Go through the data below. List every line that holds the word "search".

*** RAW DATA ***

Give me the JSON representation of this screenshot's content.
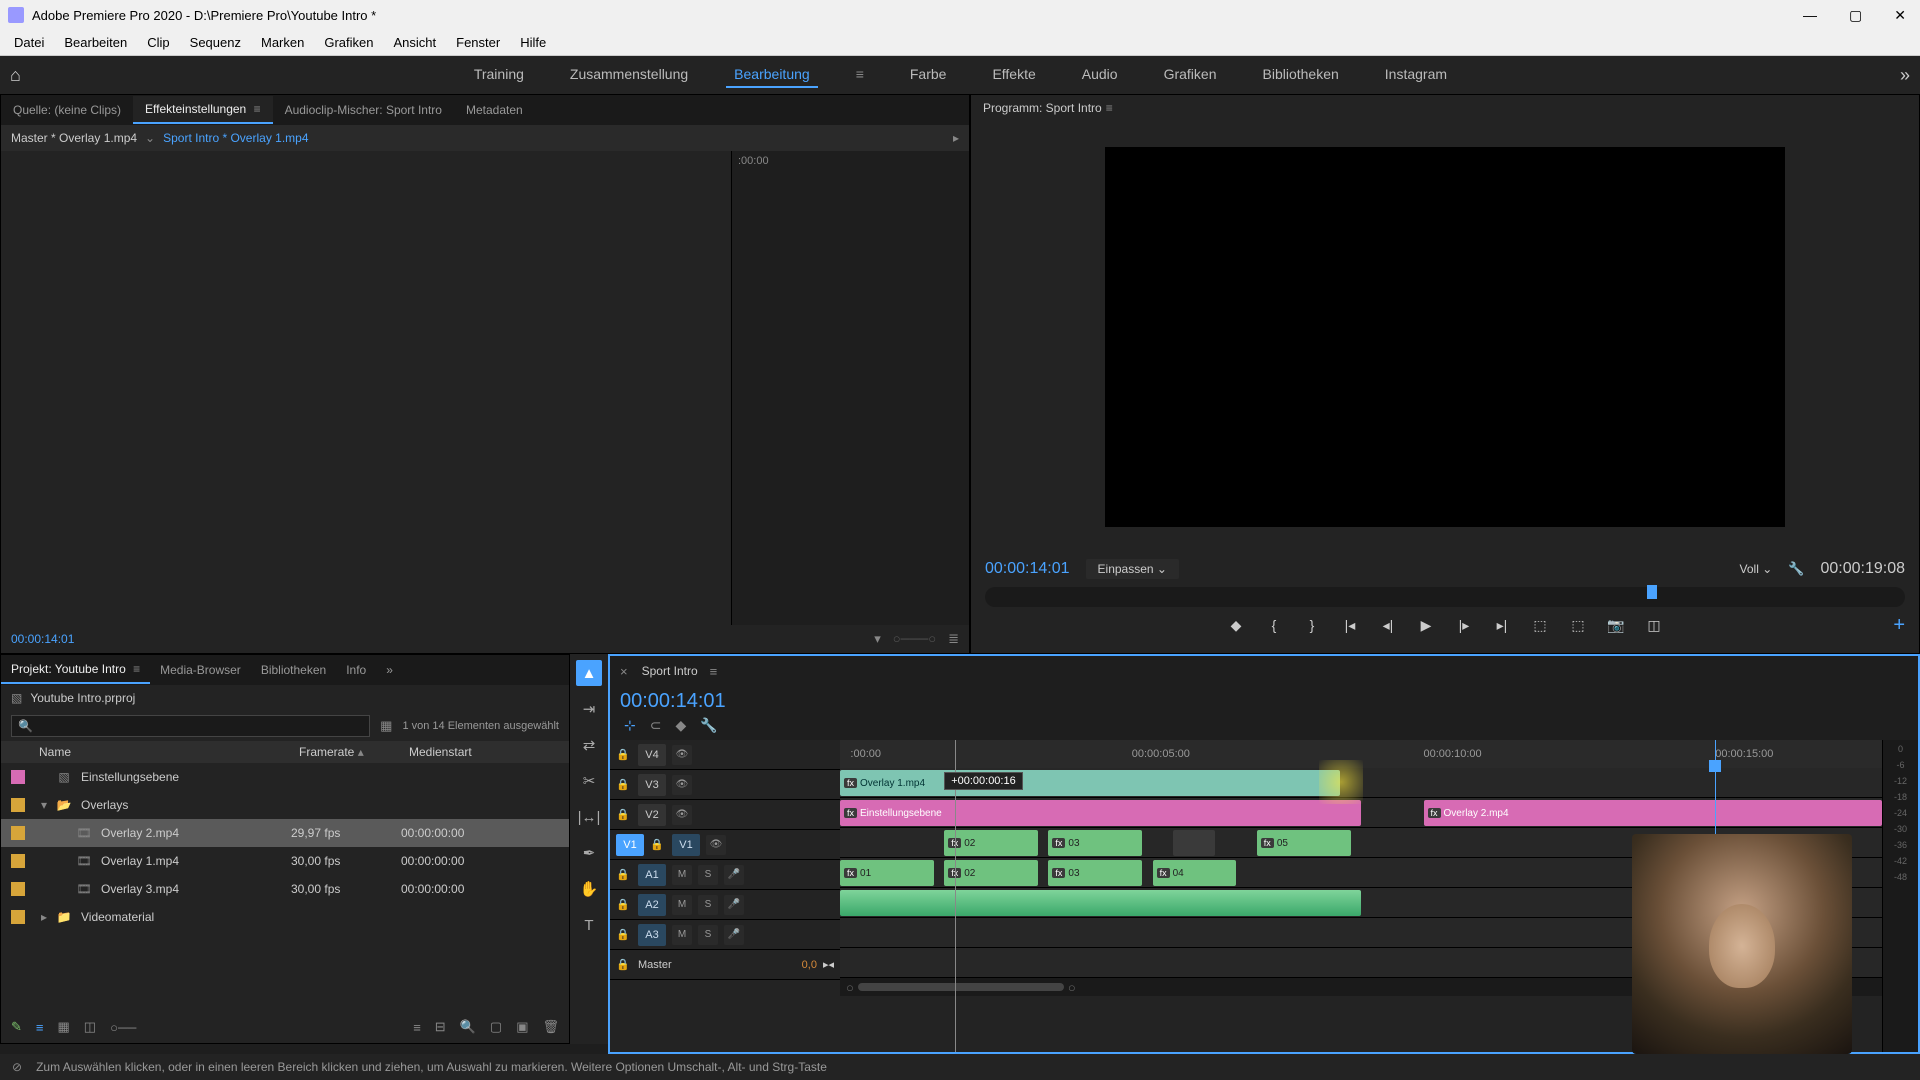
{
  "titlebar": {
    "app": "Adobe Premiere Pro 2020",
    "path": "D:\\Premiere Pro\\Youtube Intro *"
  },
  "menubar": [
    "Datei",
    "Bearbeiten",
    "Clip",
    "Sequenz",
    "Marken",
    "Grafiken",
    "Ansicht",
    "Fenster",
    "Hilfe"
  ],
  "workspace_tabs": [
    "Training",
    "Zusammenstellung",
    "Bearbeitung",
    "Farbe",
    "Effekte",
    "Audio",
    "Grafiken",
    "Bibliotheken",
    "Instagram"
  ],
  "workspace_active": 2,
  "source_tabs": [
    "Quelle: (keine Clips)",
    "Effekteinstellungen",
    "Audioclip-Mischer: Sport Intro",
    "Metadaten"
  ],
  "source_active": 1,
  "effect_controls": {
    "master": "Master * Overlay 1.mp4",
    "active": "Sport Intro * Overlay 1.mp4",
    "ruler_start": ":00:00",
    "time": "00:00:14:01"
  },
  "program": {
    "title": "Programm: Sport Intro",
    "time": "00:00:14:01",
    "fit": "Einpassen",
    "quality": "Voll",
    "duration": "00:00:19:08"
  },
  "project": {
    "tabs": [
      "Projekt: Youtube Intro",
      "Media-Browser",
      "Bibliotheken",
      "Info"
    ],
    "active": 0,
    "file": "Youtube Intro.prproj",
    "count": "1 von 14 Elementen ausgewählt",
    "headers": {
      "name": "Name",
      "framerate": "Framerate",
      "mediastart": "Medienstart"
    },
    "items": [
      {
        "swatch": "#d76bb4",
        "indent": 0,
        "icon": "adjustment",
        "name": "Einstellungsebene",
        "fr": "",
        "ms": "",
        "sel": false
      },
      {
        "swatch": "#d7a53a",
        "indent": 0,
        "icon": "folder-open",
        "name": "Overlays",
        "fr": "",
        "ms": "",
        "sel": false,
        "toggle": "▾"
      },
      {
        "swatch": "#d7a53a",
        "indent": 1,
        "icon": "clip",
        "name": "Overlay 2.mp4",
        "fr": "29,97 fps",
        "ms": "00:00:00:00",
        "sel": true
      },
      {
        "swatch": "#d7a53a",
        "indent": 1,
        "icon": "clip",
        "name": "Overlay 1.mp4",
        "fr": "30,00 fps",
        "ms": "00:00:00:00",
        "sel": false
      },
      {
        "swatch": "#d7a53a",
        "indent": 1,
        "icon": "clip",
        "name": "Overlay 3.mp4",
        "fr": "30,00 fps",
        "ms": "00:00:00:00",
        "sel": false
      },
      {
        "swatch": "#d7a53a",
        "indent": 0,
        "icon": "folder",
        "name": "Videomaterial",
        "fr": "",
        "ms": "",
        "sel": false,
        "toggle": "▸"
      }
    ]
  },
  "timeline": {
    "tab": "Sport Intro",
    "time": "00:00:14:01",
    "ruler": [
      ":00:00",
      "00:00:05:00",
      "00:00:10:00",
      "00:00:15:00"
    ],
    "ruler_pos": [
      0,
      28,
      56,
      84
    ],
    "playhead_pct": 84,
    "tracks": {
      "v4": {
        "label": "V4",
        "src": false
      },
      "v3": {
        "label": "V3",
        "src": false
      },
      "v2": {
        "label": "V2",
        "src": false
      },
      "v1": {
        "label": "V1",
        "src": true
      },
      "a1": {
        "label": "A1",
        "src": true
      },
      "a2": {
        "label": "A2",
        "src": false
      },
      "a3": {
        "label": "A3",
        "src": false
      },
      "master": {
        "label": "Master",
        "val": "0,0"
      }
    },
    "drag": {
      "tooltip": "+00:00:00:16"
    },
    "clips": {
      "v4_overlay1": "Overlay 1.mp4",
      "v3_adj": "Einstellungsebene",
      "v3_overlay2": "Overlay 2.mp4",
      "v2_02": "02",
      "v2_03": "03",
      "v2_05": "05",
      "v1_01": "01",
      "v1_02": "02",
      "v1_03": "03",
      "v1_04": "04"
    }
  },
  "audio_marks": [
    "0",
    "-6",
    "-12",
    "-18",
    "-24",
    "-30",
    "-36",
    "-42",
    "-48"
  ],
  "statusbar": "Zum Auswählen klicken, oder in einen leeren Bereich klicken und ziehen, um Auswahl zu markieren. Weitere Optionen Umschalt-, Alt- und Strg-Taste"
}
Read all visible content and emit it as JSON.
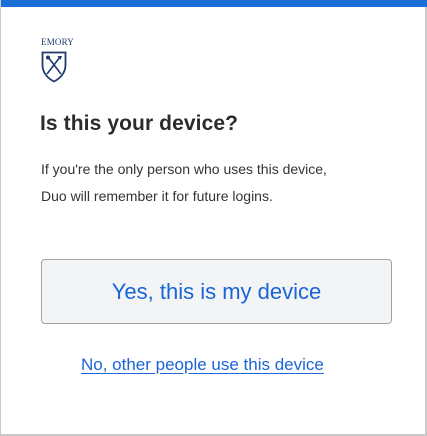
{
  "brand": {
    "name": "EMORY",
    "icon": "shield-icon",
    "color": "#1f3a6b"
  },
  "prompt": {
    "title": "Is this your device?",
    "description_line1": "If you're the only person who uses this device,",
    "description_line2": "Duo will remember it for future logins."
  },
  "actions": {
    "yes_label": "Yes, this is my device",
    "no_label": "No, other people use this device"
  },
  "colors": {
    "accent": "#1c6fd8",
    "link": "#1a64d6",
    "button_bg": "#f3f4f5",
    "text": "#2b2b2b"
  }
}
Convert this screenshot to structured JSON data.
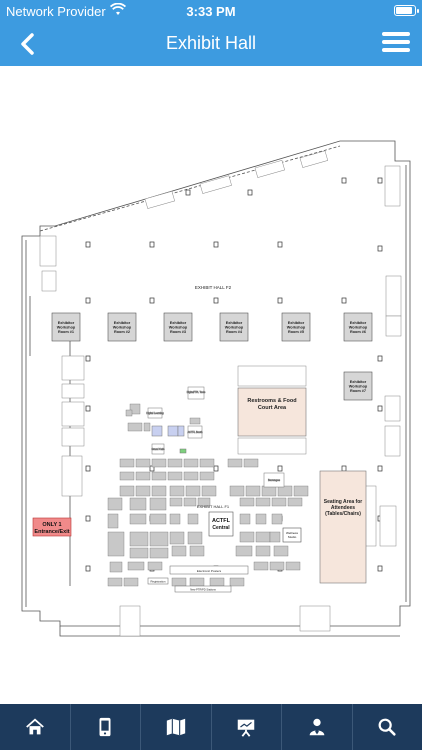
{
  "status_bar": {
    "carrier": "Network Provider",
    "time": "3:33 PM",
    "battery_level": 0.95
  },
  "nav": {
    "title": "Exhibit Hall",
    "back_icon": "chevron-left-icon",
    "menu_icon": "hamburger-menu-icon"
  },
  "map": {
    "hall_f2_label": "EXHIBIT HALL F2",
    "hall_f1_label": "EXHIBIT HALL F1",
    "workshop_line1": "Exhibitor",
    "workshop_line2": "Workshop",
    "workshops": [
      {
        "room": "Room #1"
      },
      {
        "room": "Room #2"
      },
      {
        "room": "Room #3"
      },
      {
        "room": "Room #4"
      },
      {
        "room": "Room #5"
      },
      {
        "room": "Room #6"
      },
      {
        "room": "Room #7"
      }
    ],
    "restrooms_line1": "Restrooms & Food",
    "restrooms_line2": "Court Area",
    "seating_line1": "Seating Area for",
    "seating_line2": "Attendees",
    "seating_line3": "(Tables/Chairs)",
    "entrance_line1": "ONLY 1",
    "entrance_line2": "Entrance/Exit",
    "actfl_line1": "ACTFL",
    "actfl_line2": "Central",
    "wellness_line1": "Wellness",
    "wellness_line2": "Studio",
    "beverages": "Beverages",
    "tech_tools": "Digital/TPL Tools",
    "digital_learning": "Digital Learning",
    "actfl_booth": "ACTFL Booth",
    "grand_cafe": "Grand Cafe",
    "posters": "Electronic Posters",
    "registration": "Registration",
    "new_ptr": "New PTR/PD Stations",
    "colors": {
      "accent": "#3d9be0",
      "tab_bar": "#1d3a5c",
      "entrance": "#f08a8a",
      "restrooms": "#f6e6dc",
      "booth_gray": "#c8c8c8"
    }
  },
  "tabs": [
    {
      "name": "home-icon"
    },
    {
      "name": "mobile-device-icon"
    },
    {
      "name": "folded-map-icon"
    },
    {
      "name": "presentation-easel-icon"
    },
    {
      "name": "person-badge-icon"
    },
    {
      "name": "search-icon"
    }
  ]
}
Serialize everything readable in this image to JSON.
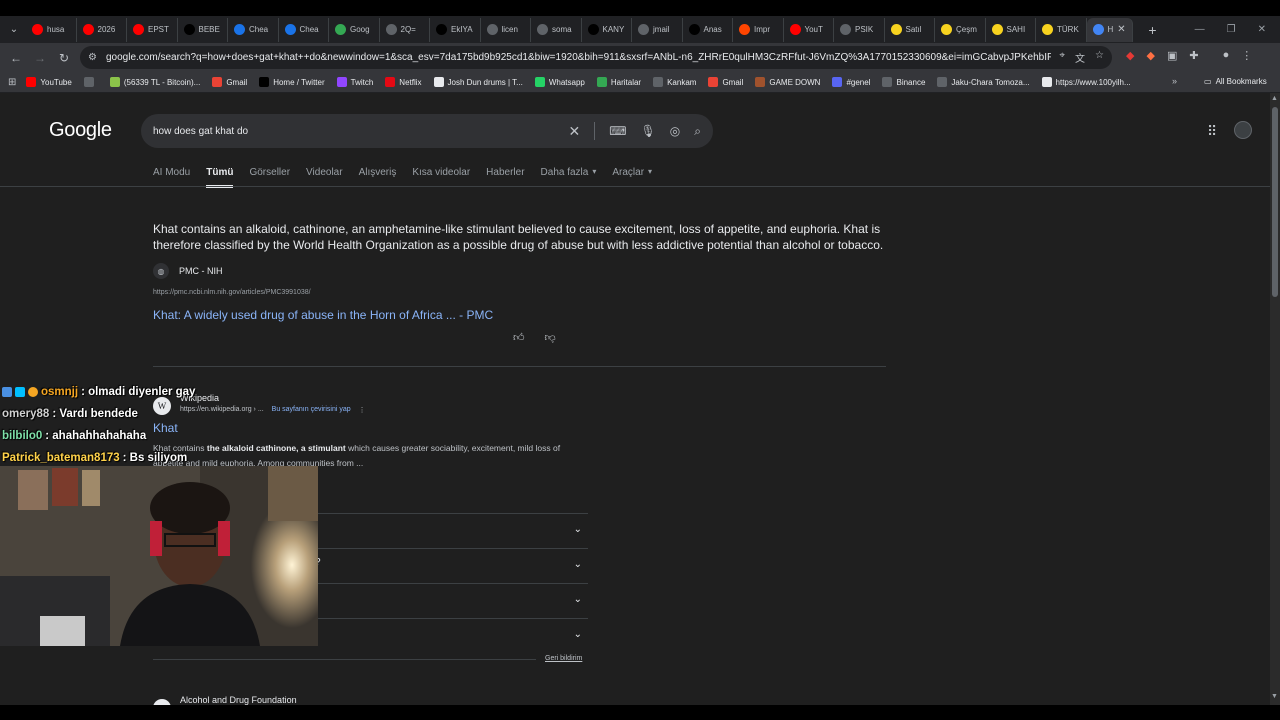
{
  "tabs": [
    {
      "label": "husa",
      "color": "#ff0000",
      "icon": "youtube-icon"
    },
    {
      "label": "2026",
      "color": "#ff0000",
      "icon": "youtube-icon"
    },
    {
      "label": "EPST",
      "color": "#ff0000",
      "icon": "youtube-icon"
    },
    {
      "label": "BEBE",
      "color": "#000000",
      "icon": "x-icon"
    },
    {
      "label": "Chea",
      "color": "#1a73e8",
      "icon": "page-icon"
    },
    {
      "label": "Chea",
      "color": "#1a73e8",
      "icon": "page-icon"
    },
    {
      "label": "Goog",
      "color": "#34a853",
      "icon": "maps-icon"
    },
    {
      "label": "2Q=",
      "color": "#5f6368",
      "icon": "link-icon"
    },
    {
      "label": "EkIYA",
      "color": "#000000",
      "icon": "x-icon"
    },
    {
      "label": "licen",
      "color": "#5f6368",
      "icon": "link-icon"
    },
    {
      "label": "soma",
      "color": "#5f6368",
      "icon": "globe-icon"
    },
    {
      "label": "KANY",
      "color": "#000000",
      "icon": "x-icon"
    },
    {
      "label": "jmail",
      "color": "#5f6368",
      "icon": "globe-icon"
    },
    {
      "label": "Anas",
      "color": "#000000",
      "icon": "x-icon"
    },
    {
      "label": "Impr",
      "color": "#ff4500",
      "icon": "reddit-icon"
    },
    {
      "label": "YouT",
      "color": "#ff0000",
      "icon": "youtube-icon"
    },
    {
      "label": "PSIK",
      "color": "#5f6368",
      "icon": "globe-icon"
    },
    {
      "label": "Satıl",
      "color": "#f7d21f",
      "icon": "s-icon"
    },
    {
      "label": "Çeşm",
      "color": "#f7d21f",
      "icon": "s-icon"
    },
    {
      "label": "SAHI",
      "color": "#f7d21f",
      "icon": "s-icon"
    },
    {
      "label": "TÜRK",
      "color": "#f7d21f",
      "icon": "s-icon"
    },
    {
      "label": "H",
      "color": "#4285f4",
      "icon": "google-icon",
      "active": true
    }
  ],
  "toolbar": {
    "url": "google.com/search?q=how+does+gat+khat++do&newwindow=1&sca_esv=7da175bd9b925cd1&biw=1920&bih=911&sxsrf=ANbL-n6_ZHRrE0qulHM3CzRFfut-J6VmZQ%3A1770152330609&ei=imGCabvpJPKehbIPw5b..."
  },
  "bookmarks": [
    {
      "label": "YouTube",
      "color": "#ff0000"
    },
    {
      "label": "",
      "color": "#5f6368"
    },
    {
      "label": "(56339 TL - Bitcoin)...",
      "color": "#8bc34a"
    },
    {
      "label": "Gmail",
      "color": "#ea4335"
    },
    {
      "label": "Home / Twitter",
      "color": "#000000"
    },
    {
      "label": "Twitch",
      "color": "#9146ff"
    },
    {
      "label": "Netflix",
      "color": "#e50914"
    },
    {
      "label": "Josh Dun drums | T...",
      "color": "#e8eaed"
    },
    {
      "label": "Whatsapp",
      "color": "#25d366"
    },
    {
      "label": "Haritalar",
      "color": "#34a853"
    },
    {
      "label": "Kankam",
      "color": "#5f6368"
    },
    {
      "label": "Gmail",
      "color": "#ea4335"
    },
    {
      "label": "GAME DOWN",
      "color": "#a0522d"
    },
    {
      "label": "#genel",
      "color": "#5865f2"
    },
    {
      "label": "Binance",
      "color": "#5f6368"
    },
    {
      "label": "Jaku-Chara Tomoza...",
      "color": "#5f6368"
    },
    {
      "label": "https://www.100yilh...",
      "color": "#e8eaed"
    }
  ],
  "bookmarks_all": "All Bookmarks",
  "google": {
    "logo": "Google",
    "query": "how does gat khat do",
    "tabs": [
      "AI Modu",
      "Tümü",
      "Görseller",
      "Videolar",
      "Alışveriş",
      "Kısa videolar",
      "Haberler",
      "Daha fazla",
      "Araçlar"
    ],
    "active_tab": "Tümü"
  },
  "featured": {
    "text": "Khat contains an alkaloid, cathinone, an amphetamine-like stimulant believed to cause excitement, loss of appetite, and euphoria. Khat is therefore classified by the World Health Organization as a possible drug of abuse but with less addictive potential than alcohol or tobacco.",
    "source_name": "PMC - NIH",
    "source_url": "https://pmc.ncbi.nlm.nih.gov/articles/PMC3991038/",
    "title": "Khat: A widely used drug of abuse in the Horn of Africa ... - PMC"
  },
  "wiki": {
    "site": "Wikipedia",
    "url": "https://en.wikipedia.org › ...",
    "translate": "Bu sayfanın çevirisini yap",
    "title": "Khat",
    "desc_prefix": "Khat contains ",
    "desc_bold1": "the alkaloid cathinone, a stimulant",
    "desc_rest": " which causes greater sociability, excitement, mild loss of appetite and mild euphoria. Among communities from ..."
  },
  "paa_partial": "?",
  "feedback_link": "Geri bildirim",
  "next_result": "Alcohol and Drug Foundation",
  "chat": [
    {
      "user": "osmnjj",
      "color": "#f5a623",
      "msg": ": olmadi diyenler gay"
    },
    {
      "user": "omery88",
      "color": "#d0d0d0",
      "msg": ": Vardı bendede"
    },
    {
      "user": "bilbilo0",
      "color": "#7ee0a8",
      "msg": ": ahahahhahahaha"
    },
    {
      "user": "Patrick_bateman8173",
      "color": "#ffd24a",
      "msg": ": Bs siliyom"
    }
  ]
}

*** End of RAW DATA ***

* _SOLUTION BELOW_
      "name": "search-icon"
    "url": "google.com/search?q=how+does+gat+khat++do&newwindow=1&sca_esv=7da175bd9b925cd1&biw=1920&bih=911&sxsrf=ANbL-n6_ZHRrE0qulHM3CzRFfut-J6VmZQ%3A1770152330609&ei=imGCabvpJPKehbIPw5b..."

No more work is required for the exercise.